**EXERCISE DIRECTIONS**
Once the pictures are removed, reproduce what is left of the data below exactly.

THE DATA START

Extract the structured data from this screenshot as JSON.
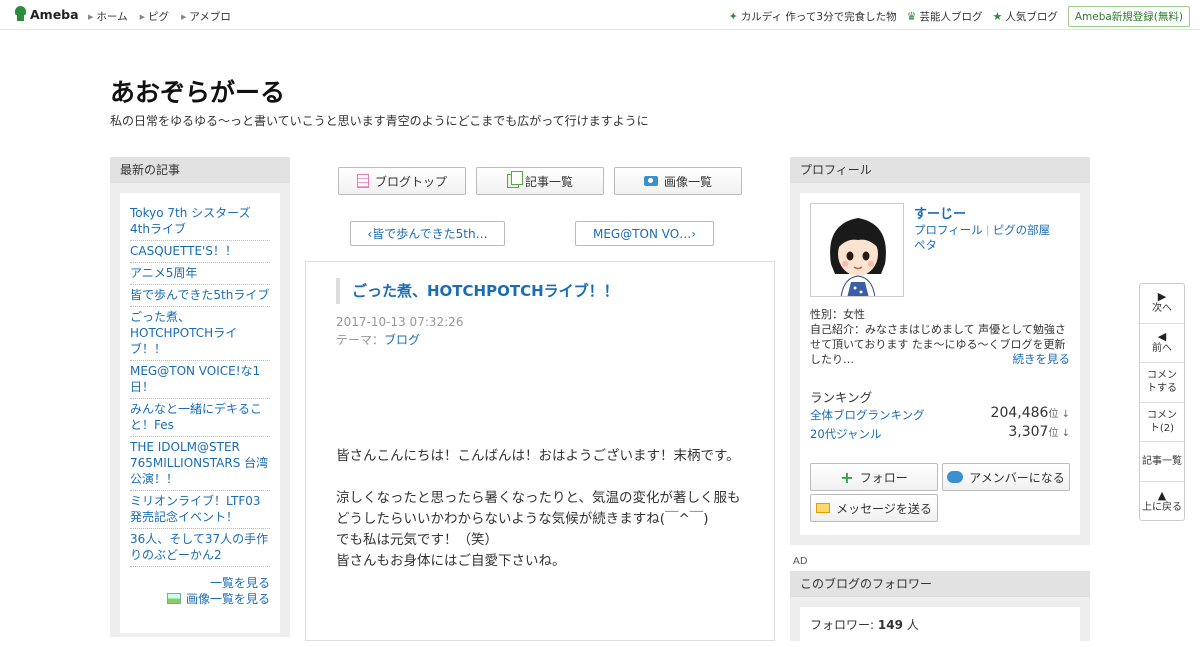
{
  "topbar": {
    "logo": "Ameba",
    "nav": [
      "ホーム",
      "ピグ",
      "アメブロ"
    ],
    "right_links": [
      {
        "label": "カルディ 作って3分で完食した物",
        "icon": "sparkle-icon"
      },
      {
        "label": "芸能人ブログ",
        "icon": "crown-icon"
      },
      {
        "label": "人気ブログ",
        "icon": "star-icon"
      }
    ],
    "signup": "Ameba新規登録(無料)"
  },
  "header": {
    "title": "あおぞらがーる",
    "description": "私の日常をゆるゆる～っと書いていこうと思います青空のようにどこまでも広がって行けますように"
  },
  "latest": {
    "heading": "最新の記事",
    "items": [
      "Tokyo 7th シスターズ4thライブ",
      "CASQUETTE'S！！",
      "アニメ5周年",
      "皆で歩んできた5thライブ",
      "ごった煮、HOTCHPOTCHライブ！！",
      "MEG@TON VOICE!な1日！",
      "みんなと一緒にデキること！Fes",
      "THE IDOLM@STER 765MILLIONSTARS 台湾公演！！",
      "ミリオンライブ！LTF03発売記念イベント！",
      "36人、そして37人の手作りのぶどーかん2"
    ],
    "see_all": "一覧を見る",
    "see_images": "画像一覧を見る"
  },
  "tabs": {
    "blog_top": "ブログトップ",
    "article_list": "記事一覧",
    "image_list": "画像一覧"
  },
  "pager": {
    "prev": "皆で歩んできた5th…",
    "next": "MEG@TON VO…"
  },
  "article": {
    "title": "ごった煮、HOTCHPOTCHライブ！！",
    "date": "2017-10-13 07:32:26",
    "theme_label": "テーマ：",
    "theme": "ブログ",
    "para1": "皆さんこんにちは！こんばんは！おはようございます！末柄です。",
    "para2a": "涼しくなったと思ったら暑くなったりと、気温の変化が著しく服もどうしたらいいかわからないような気候が続きますね(￣^￣)",
    "para2b": "でも私は元気です！（笑）",
    "para2c": "皆さんもお身体にはご自愛下さいね。"
  },
  "profile": {
    "heading": "プロフィール",
    "username": "すーじー",
    "link_profile": "プロフィール",
    "link_room": "ピグの部屋",
    "link_peta": "ペタ",
    "gender": "性別：女性",
    "intro": "自己紹介：みなさまはじめまして 声優として勉強させて頂いております たま～にゆる～くブログを更新したり…",
    "read_more": "続きを見る",
    "ranking_title": "ランキング",
    "rank_overall_label": "全体ブログランキング",
    "rank_overall_value": "204,486",
    "rank_genre_label": "20代ジャンル",
    "rank_genre_value": "3,307",
    "rank_unit": "位 ↓",
    "follow": "フォロー",
    "member": "アメンバーになる",
    "message": "メッセージを送る"
  },
  "ad_label": "AD",
  "followers": {
    "heading": "このブログのフォロワー",
    "label": "フォロワー:",
    "count": "149",
    "unit": "人"
  },
  "floatnav": {
    "next": "次へ",
    "prev": "前へ",
    "comment_do": "コメントする",
    "comment_count": "コメント(2)",
    "article_list": "記事一覧",
    "top": "上に戻る"
  }
}
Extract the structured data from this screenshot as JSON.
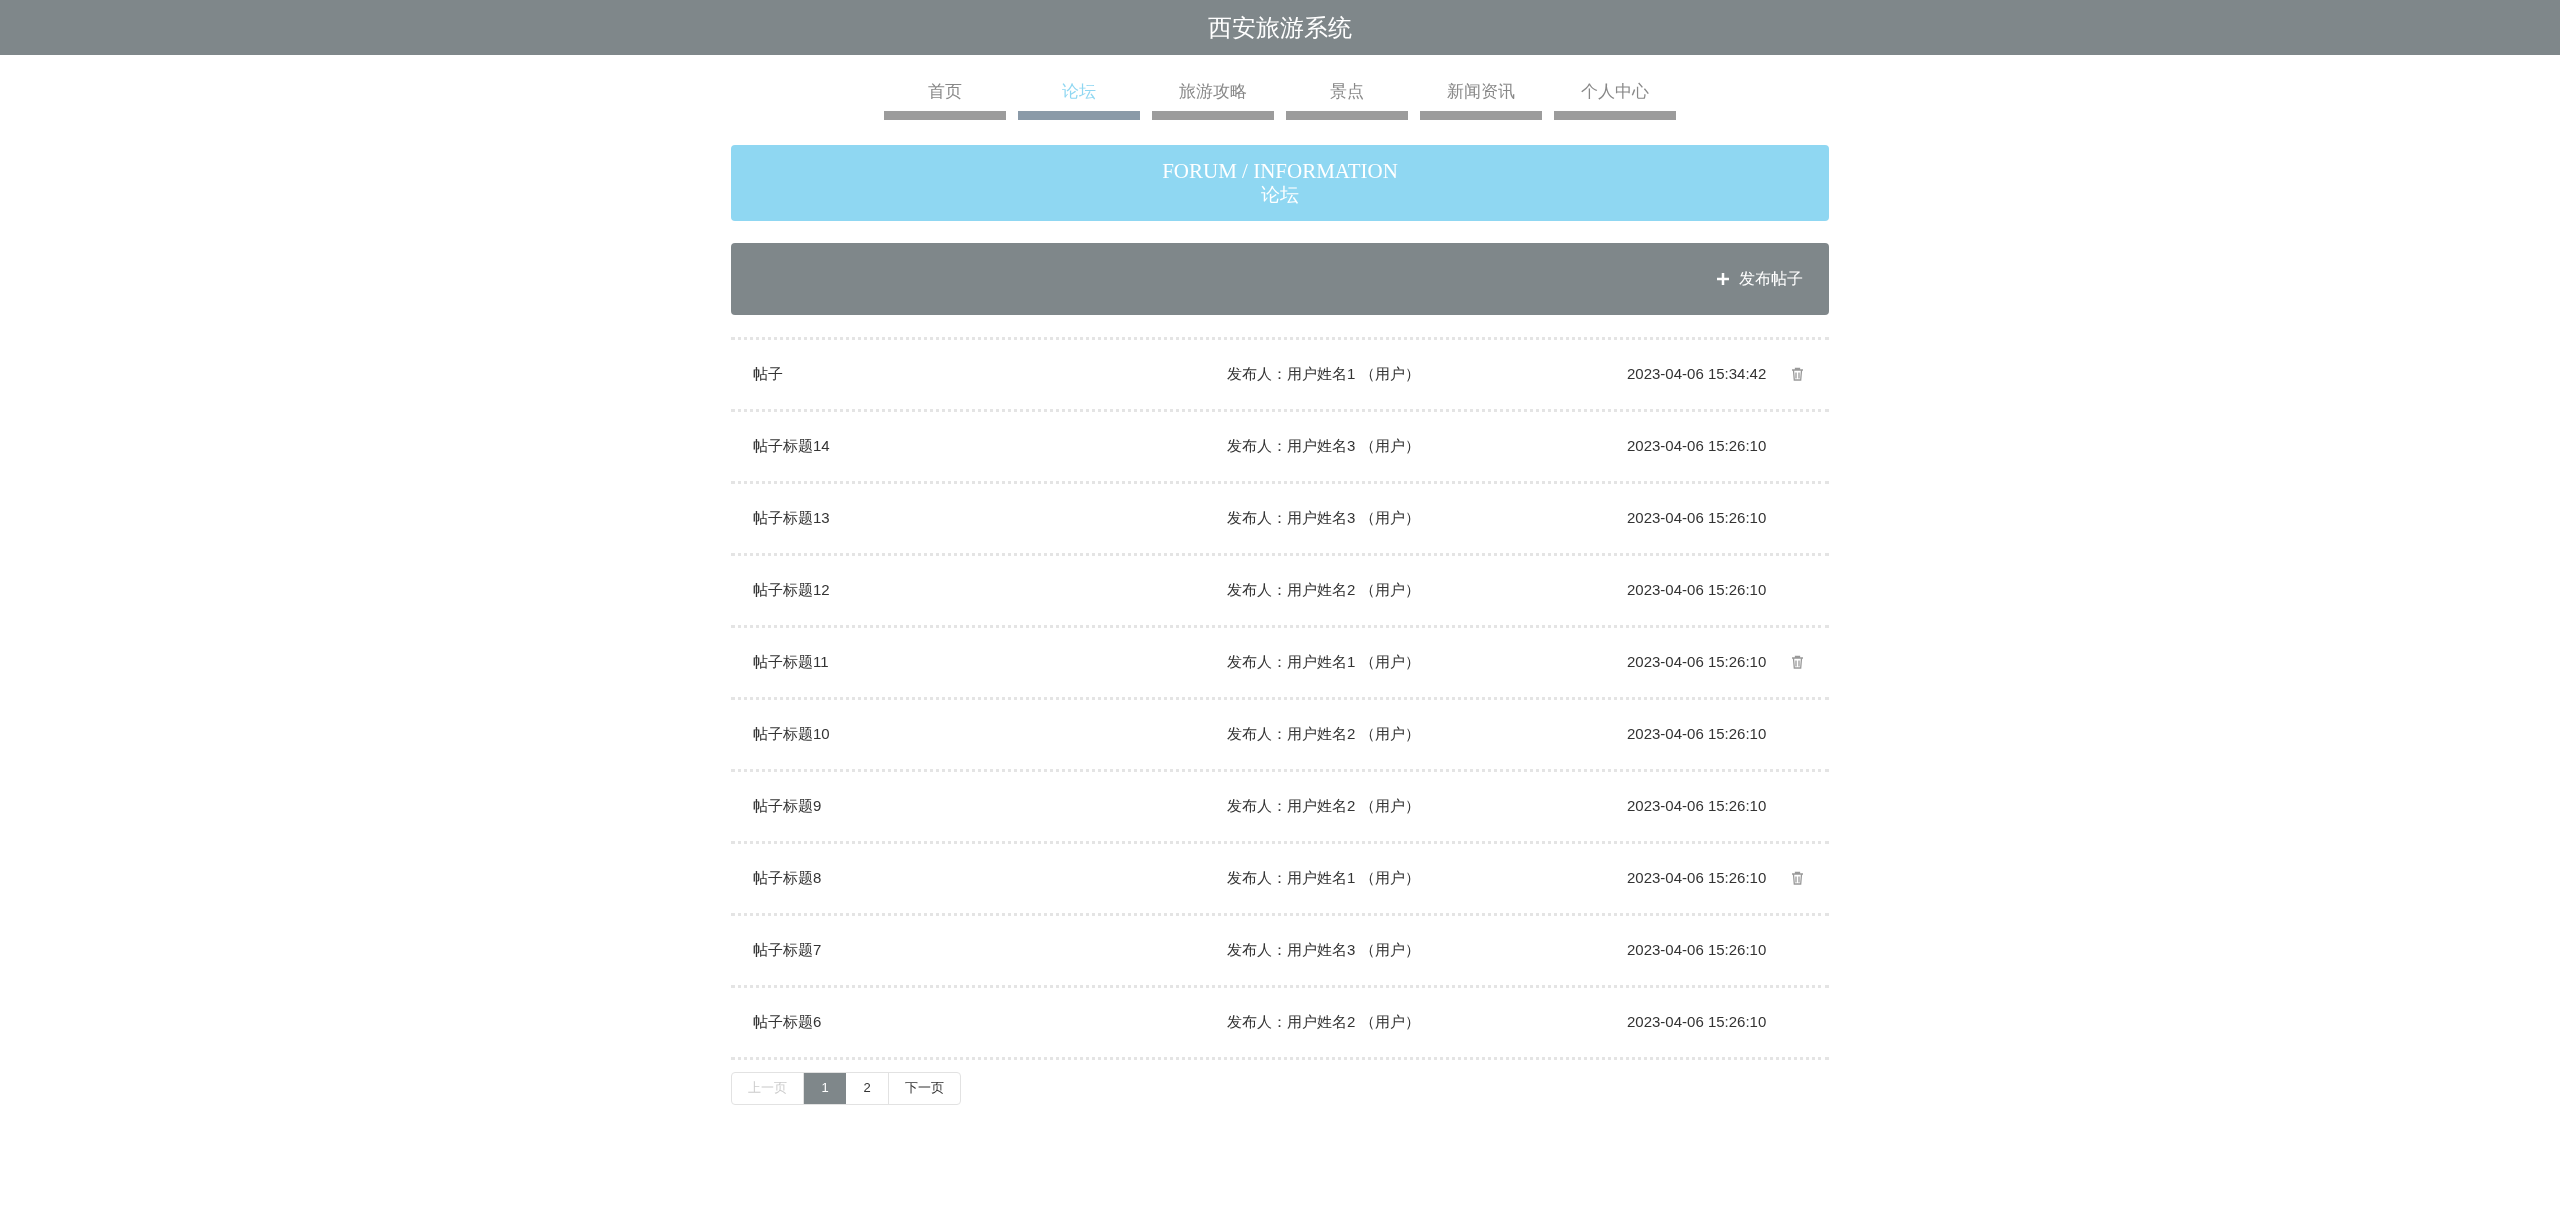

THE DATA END

**RESULT FOR THIS TASK**
Extract the structured data from this screenshot as JSON.
{
  "topbar": {
    "logo": "Ameba",
    "nav": [
      "ホーム",
      "ピグ",
      "アメブロ"
    ],
    "right_links": [
      {
        "label": "カルディ 作って3分で完食した物",
        "icon": "sparkle-icon"
      },
      {
        "label": "芸能人ブログ",
        "icon": "crown-icon"
      },
      {
        "label": "人気ブログ",
        "icon": "star-icon"
      }
    ],
    "signup": "Ameba新規登録(無料)"
  },
  "header": {
    "title": "あおぞらがーる",
    "description": "私の日常をゆるゆる～っと書いていこうと思います青空のようにどこまでも広がって行けますように"
  },
  "latest": {
    "heading": "最新の記事",
    "items": [
      "Tokyo 7th シスターズ4thライブ",
      "CASQUETTE'S！！",
      "アニメ5周年",
      "皆で歩んできた5thライブ",
      "ごった煮、HOTCHPOTCHライブ！！",
      "MEG@TON VOICE!な1日！",
      "みんなと一緒にデキること！Fes",
      "THE IDOLM@STER 765MILLIONSTARS 台湾公演！！",
      "ミリオンライブ！LTF03発売記念イベント！",
      "36人、そして37人の手作りのぶどーかん2"
    ],
    "see_all": "一覧を見る",
    "see_images": "画像一覧を見る"
  },
  "tabs": {
    "blog_top": "ブログトップ",
    "article_list": "記事一覧",
    "image_list": "画像一覧"
  },
  "pager": {
    "prev": "皆で歩んできた5th…",
    "next": "MEG@TON VO…"
  },
  "article": {
    "title": "ごった煮、HOTCHPOTCHライブ！！",
    "date": "2017-10-13 07:32:26",
    "theme_label": "テーマ：",
    "theme": "ブログ",
    "para1": "皆さんこんにちは！こんばんは！おはようございます！末柄です。",
    "para2a": "涼しくなったと思ったら暑くなったりと、気温の変化が著しく服もどうしたらいいかわからないような気候が続きますね(￣^￣)",
    "para2b": "でも私は元気です！（笑）",
    "para2c": "皆さんもお身体にはご自愛下さいね。"
  },
  "profile": {
    "heading": "プロフィール",
    "username": "すーじー",
    "link_profile": "プロフィール",
    "link_room": "ピグの部屋",
    "link_peta": "ペタ",
    "gender": "性別：女性",
    "intro": "自己紹介：みなさまはじめまして 声優として勉強させて頂いております たま～にゆる～くブログを更新したり…",
    "read_more": "続きを見る",
    "ranking_title": "ランキング",
    "rank_overall_label": "全体ブログランキング",
    "rank_overall_value": "204,486",
    "rank_genre_label": "20代ジャンル",
    "rank_genre_value": "3,307",
    "rank_unit": "位 ↓",
    "follow": "フォロー",
    "member": "アメンバーになる",
    "message": "メッセージを送る"
  },
  "ad_label": "AD",
  "followers": {
    "heading": "このブログのフォロワー",
    "label": "フォロワー:",
    "count": "149",
    "unit": "人"
  },
  "floatnav": {
    "next": "次へ",
    "prev": "前へ",
    "comment_do": "コメントする",
    "comment_count": "コメント(2)",
    "article_list": "記事一覧",
    "top": "上に戻る"
  }
}
Extract the structured data from this screenshot as JSON.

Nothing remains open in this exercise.